The COVID-19 pandemic has brought the importance of the telecommunication industry to the fore like no other event in history. It has highlighted how crucial the sector is to not only keep individuals connected, but also businesses, governments and our societal infrastructure up and running.

People are relying on telecommunications more than ever before, and there has been a huge surge in demand for networking and connectivity technologies to facilitate what our reality now looks like. The increased trends for working from home, remote learning and socially distanced workplaces have all been made possible by the telecoms industry.

But with the increased reliance comes increased scrutiny and pressure on the sector too. Customer experience must match high customer expectations and networks must be sufficiently robust and reliable to keep up with the increased demand.


Do you think the pandemic has affected career opportunities for females? If yes, how?

Gender equality in the workplace is still a goal that we, as a global community, need to actively work towards and the pandemic has been a bump in the road to achieving this goal. Several reports have shown that the pandemic and its economic fallout are having a disproportionate impact on women and their careers; McKinsey calculated that women’s jobs are 1.8 times more vulnerable to this crisis than men’s, for example. There are many reasons why this is happening, for instance due to higher levels of unpaid care falling to women over men. But whatever the reason, this is an issue which should be proactively managed and not just observed or ignored.

We believe that technology, in particular network connectivity, has a large part to play in redressing this setback. This might be through facilitating remote access to work and education, to enable mothers and fathers to work from home whilst their children are being home-schooled via digital platforms, as just one example.


How do you promote gender diversity and equality in your organisation?

We seek to be a company whose workforce reflects the customers we serve and the broader societies within which we operate. We believe that achieving greater gender parity will strengthen our company significantly through understanding the needs of the women, men, families and businesses who rely on our networks and services.

At Vodafone Qatar we’re proud to be able to say that we employ women across all areas of our business, including in leadership positions, and we ensure that female team members are paid equally to their male counterparts.


Do you think the recovery from COVID-19 will happen in the next 1-2 years or will it take longer?

Every business has been affected by the fallout from the COVID-19 pandemic in some way or another, but just in the way that everyone’s experience of it has been different, their recovery journey will be different too. Some sectors will naturally recover quicker than others, and the pandemic has also brought unexpected growth to some areas as customer demands and behaviors have changed.

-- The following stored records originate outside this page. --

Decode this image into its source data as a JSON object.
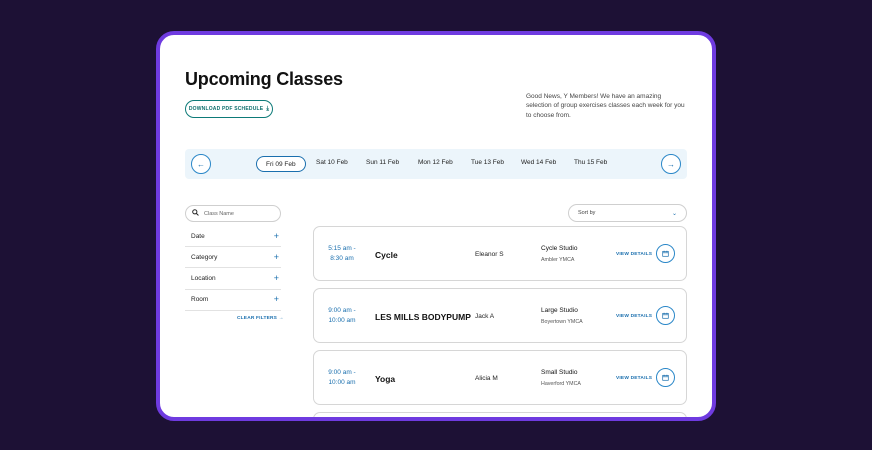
{
  "header": {
    "title": "Upcoming Classes",
    "pdf_button": "DOWNLOAD PDF SCHEDULE",
    "promo": "Good News, Y Members! We have an amazing selection of group exercises classes each week for you to choose from."
  },
  "dates": [
    "Fri 09 Feb",
    "Sat 10 Feb",
    "Sun 11 Feb",
    "Mon 12 Feb",
    "Tue 13 Feb",
    "Wed 14 Feb",
    "Thu 15 Feb"
  ],
  "selected_date": "Fri 09 Feb",
  "search": {
    "placeholder": "Class Name",
    "value": ""
  },
  "filters": [
    "Date",
    "Category",
    "Location",
    "Room"
  ],
  "clear_filters": "CLEAR FILTERS",
  "sort": {
    "placeholder": "Sort by"
  },
  "classes": [
    {
      "start": "5:15 am -",
      "end": "8:30 am",
      "name": "Cycle",
      "instructor": "Eleanor S",
      "studio": "Cycle Studio",
      "branch": "Ambler YMCA",
      "details": "VIEW DETAILS"
    },
    {
      "start": "9:00 am -",
      "end": "10:00 am",
      "name": "LES MILLS BODYPUMP",
      "instructor": "Jack A",
      "studio": "Large Studio",
      "branch": "Boyertown YMCA",
      "details": "VIEW DETAILS"
    },
    {
      "start": "9:00 am -",
      "end": "10:00 am",
      "name": "Yoga",
      "instructor": "Alicia M",
      "studio": "Small Studio",
      "branch": "Haverford YMCA",
      "details": "VIEW DETAILS"
    }
  ],
  "colors": {
    "background": "#1d1135",
    "frame": "#6f3be0",
    "accent": "#1a6fae",
    "teal": "#0d7a78",
    "datebar": "#ecf5fb"
  },
  "icons": [
    "download-icon",
    "arrow-left-icon",
    "arrow-right-icon",
    "search-icon",
    "plus-icon",
    "chevron-down-icon",
    "calendar-icon"
  ]
}
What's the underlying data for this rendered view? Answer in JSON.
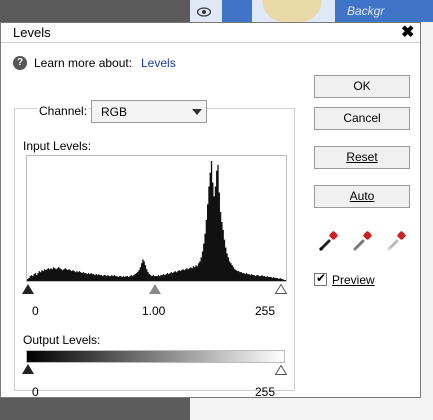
{
  "background": {
    "layer_name": "Backgr"
  },
  "dialog": {
    "title": "Levels",
    "close_glyph": "✖",
    "help": {
      "icon": "?",
      "text": "Learn more about:",
      "link": "Levels"
    },
    "channel": {
      "label": "Channel:",
      "value": "RGB"
    },
    "input_levels": {
      "label": "Input Levels:",
      "black": "0",
      "gray": "1.00",
      "white": "255"
    },
    "output_levels": {
      "label": "Output Levels:",
      "black": "0",
      "white": "255"
    },
    "buttons": {
      "ok": "OK",
      "cancel": "Cancel",
      "reset": "Reset",
      "auto": "Auto"
    },
    "preview": {
      "label": "Preview",
      "checked": true
    }
  },
  "histogram": [
    2,
    3,
    5,
    6,
    5,
    7,
    8,
    6,
    8,
    10,
    9,
    11,
    10,
    12,
    11,
    12,
    13,
    12,
    13,
    12,
    14,
    13,
    12,
    13,
    14,
    13,
    12,
    11,
    12,
    13,
    12,
    11,
    12,
    11,
    10,
    11,
    10,
    9,
    10,
    9,
    10,
    9,
    8,
    9,
    8,
    8,
    7,
    8,
    7,
    8,
    7,
    7,
    6,
    7,
    6,
    7,
    6,
    6,
    5,
    6,
    6,
    5,
    6,
    5,
    5,
    6,
    5,
    6,
    5,
    5,
    4,
    5,
    5,
    4,
    5,
    4,
    5,
    5,
    4,
    5,
    6,
    5,
    6,
    7,
    8,
    9,
    11,
    14,
    18,
    22,
    20,
    16,
    12,
    9,
    7,
    6,
    5,
    6,
    5,
    5,
    5,
    6,
    5,
    6,
    6,
    7,
    6,
    7,
    8,
    7,
    8,
    9,
    8,
    9,
    10,
    9,
    10,
    11,
    10,
    11,
    12,
    11,
    12,
    13,
    12,
    13,
    14,
    13,
    15,
    14,
    16,
    15,
    18,
    20,
    24,
    30,
    38,
    48,
    62,
    78,
    96,
    110,
    122,
    100,
    86,
    96,
    112,
    118,
    90,
    70,
    60,
    52,
    42,
    34,
    28,
    24,
    20,
    18,
    16,
    14,
    12,
    11,
    10,
    10,
    9,
    9,
    8,
    8,
    7,
    8,
    7,
    7,
    6,
    7,
    6,
    6,
    5,
    6,
    6,
    5,
    5,
    6,
    5,
    5,
    4,
    5,
    4,
    4,
    4,
    3,
    4,
    3,
    3,
    3,
    2,
    3,
    2,
    2,
    1,
    1
  ]
}
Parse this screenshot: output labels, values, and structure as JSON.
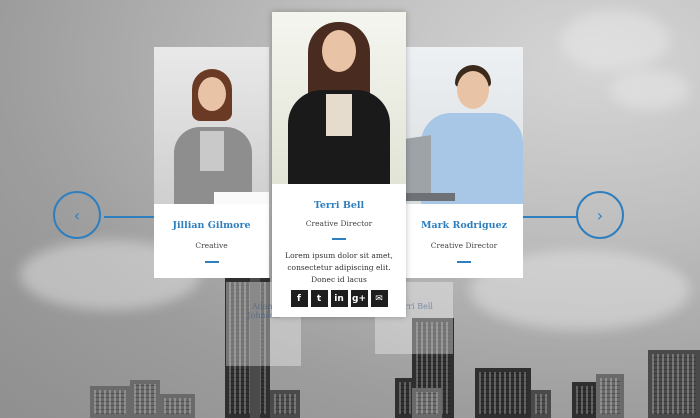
{
  "team": {
    "left": {
      "name": "Jillian Gilmore",
      "role": "Creative"
    },
    "center": {
      "name": "Terri Bell",
      "role": "Creative Director",
      "text": "Lorem ipsum dolor sit amet, consectetur adipiscing elit. Donec id lacus"
    },
    "right": {
      "name": "Mark Rodriguez",
      "role": "Creative Director"
    },
    "ghost_left": {
      "name": "Adam Johnson"
    },
    "ghost_right": {
      "name": "Terri Bell"
    }
  },
  "social": {
    "facebook": "f",
    "twitter": "t",
    "linkedin": "in",
    "googleplus": "g+",
    "email": "✉"
  },
  "nav": {
    "prev": "‹",
    "next": "›"
  },
  "colors": {
    "accent": "#2f7fbf",
    "social_bg": "#1e1e1e"
  }
}
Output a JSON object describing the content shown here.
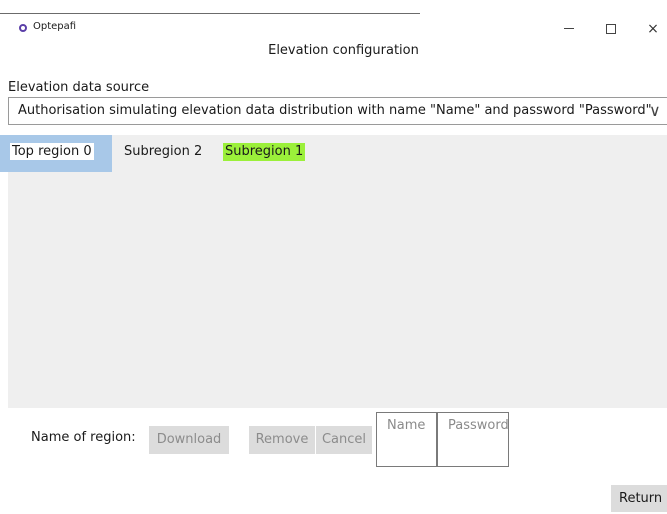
{
  "window": {
    "app_name": "Optepafi",
    "minimize_glyph": "–",
    "maximize_glyph": "□",
    "close_glyph": "×"
  },
  "dialog": {
    "title": "Elevation configuration"
  },
  "elevation_source": {
    "label": "Elevation data source",
    "selected": "Authorisation simulating elevation data distribution with name \"Name\" and password \"Password\"",
    "chevron": "∨"
  },
  "regions": {
    "items": [
      {
        "label": "Top region 0",
        "state": "selected"
      },
      {
        "label": "Subregion 2",
        "state": "normal"
      },
      {
        "label": "Subregion 1",
        "state": "highlighted"
      }
    ],
    "selected_color": "#a8c8e8",
    "highlight_color": "#9bf03a"
  },
  "region_actions": {
    "name_label": "Name of region:",
    "download_label": "Download",
    "remove_label": "Remove",
    "cancel_label": "Cancel",
    "name_placeholder": "Name",
    "password_placeholder": "Password"
  },
  "footer": {
    "return_label": "Return"
  }
}
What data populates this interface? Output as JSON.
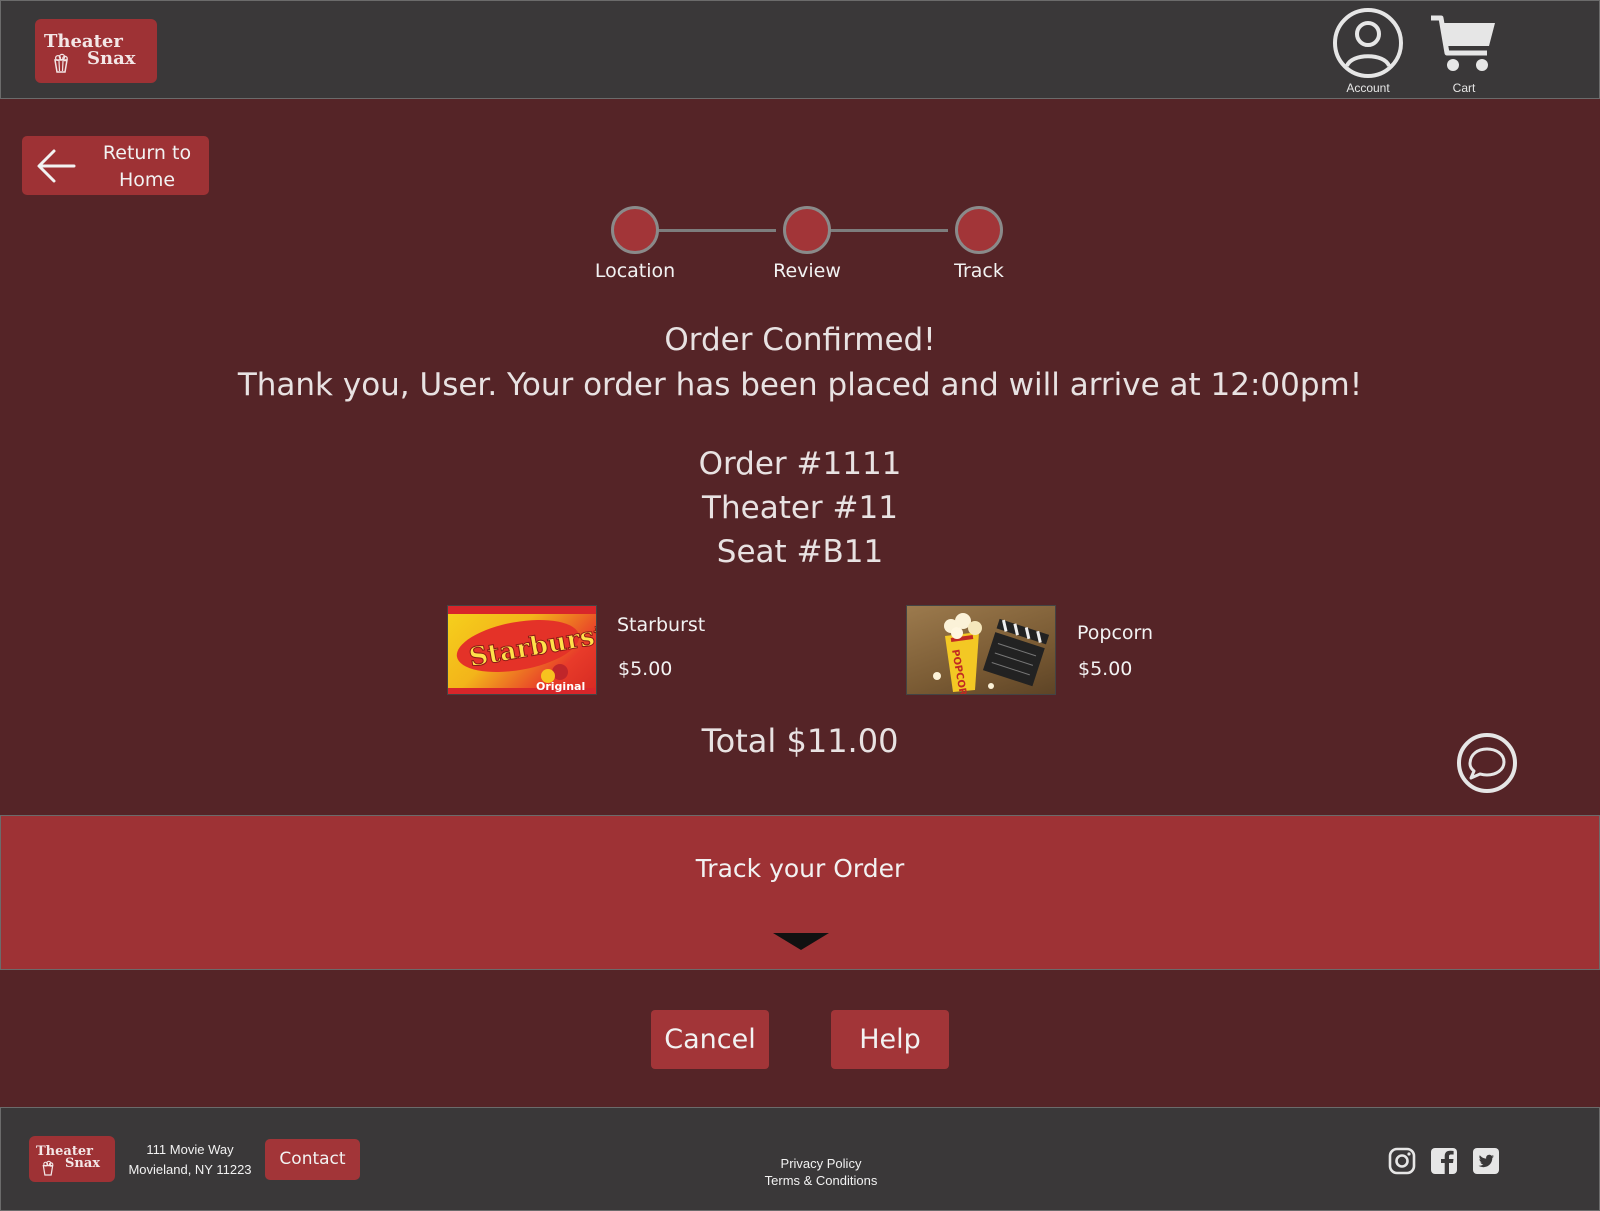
{
  "header": {
    "logo_line1": "Theater",
    "logo_line2": "Snax",
    "account_label": "Account",
    "cart_label": "Cart"
  },
  "nav": {
    "back_label": "Return to Home"
  },
  "steps": [
    {
      "label": "Location"
    },
    {
      "label": "Review"
    },
    {
      "label": "Track"
    }
  ],
  "confirmation": {
    "title": "Order Confirmed!",
    "message": "Thank you, User. Your order has been placed and will arrive at 12:00pm!"
  },
  "order": {
    "number": "Order #1111",
    "theater": "Theater #11",
    "seat": "Seat #B11"
  },
  "items": [
    {
      "name": "Starburst",
      "price": "$5.00"
    },
    {
      "name": "Popcorn",
      "price": "$5.00"
    }
  ],
  "total": "Total $11.00",
  "track": {
    "label": "Track your Order"
  },
  "actions": {
    "cancel_label": "Cancel",
    "help_label": "Help"
  },
  "footer": {
    "logo_line1": "Theater",
    "logo_line2": "Snax",
    "address_line1": "111 Movie Way",
    "address_line2": "Movieland, NY 11223",
    "contact_label": "Contact",
    "privacy_label": "Privacy Policy",
    "terms_label": "Terms & Conditions"
  },
  "colors": {
    "background": "#552427",
    "accent": "#9e3235",
    "chrome": "#3a3839"
  }
}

We’re optimistic that, aided by vaccine rollouts and sustained safety measures, we’ll see large sections of our economy recover over the next two years, but inevitably there will be longer-lasting effects that must be acknowledged and addressed.

We’re also confident of the role that technology can play in our economic and societal recovery. We’ve seen that businesses that are already using digital technologies have been able to adapt more quickly to market challenges and that the pandemic has created waves of adoption that signify years’ worth of digital transformation in mere months.

The trends for remote working and learning are here to stay and rely on strong network connectivity and digital platforms. The Internet of Things (IoT), 5G and fibre broadband are all examples of technologies that will continue to enable businesses – SMEs and enterprises alike – to achieve and maintain a ‘business as usual’ status in our ‘new normal’.


How has technology helped your industry during last year?

The accelerated digitalization that followed the pandemic is thought to be conducive for women empowerment and may potentially become a catalyst for gender diversity in the workplace. What’s your view on that? And does this apply to women in Qatar?

The events of last year have shown everybody both how important connectivity is, and how technologies like 5G and IoT benefit all areas of our day to day lives – from keeping in touch with friends and family to operating a socially-distanced workplace.

The pandemic presents an opportunity for governments and society to address the structural issues facing women, which should be reflected in the economic and social programs that are currently being put together. We need to ensure that we are empowering women to be able to fulfil the new jobs that are being created by the shift to a digitalized society, and increased access to education via remote channels is a good example of one way in which we can make this happen.

In Qatar, we are in a fortunate position in that we already have a high proportion of women participating in further education, particularly in STEM subjects. In recent years, 67% of overall graduates have been female and this is a trend that we’d like to see convert into the workplace.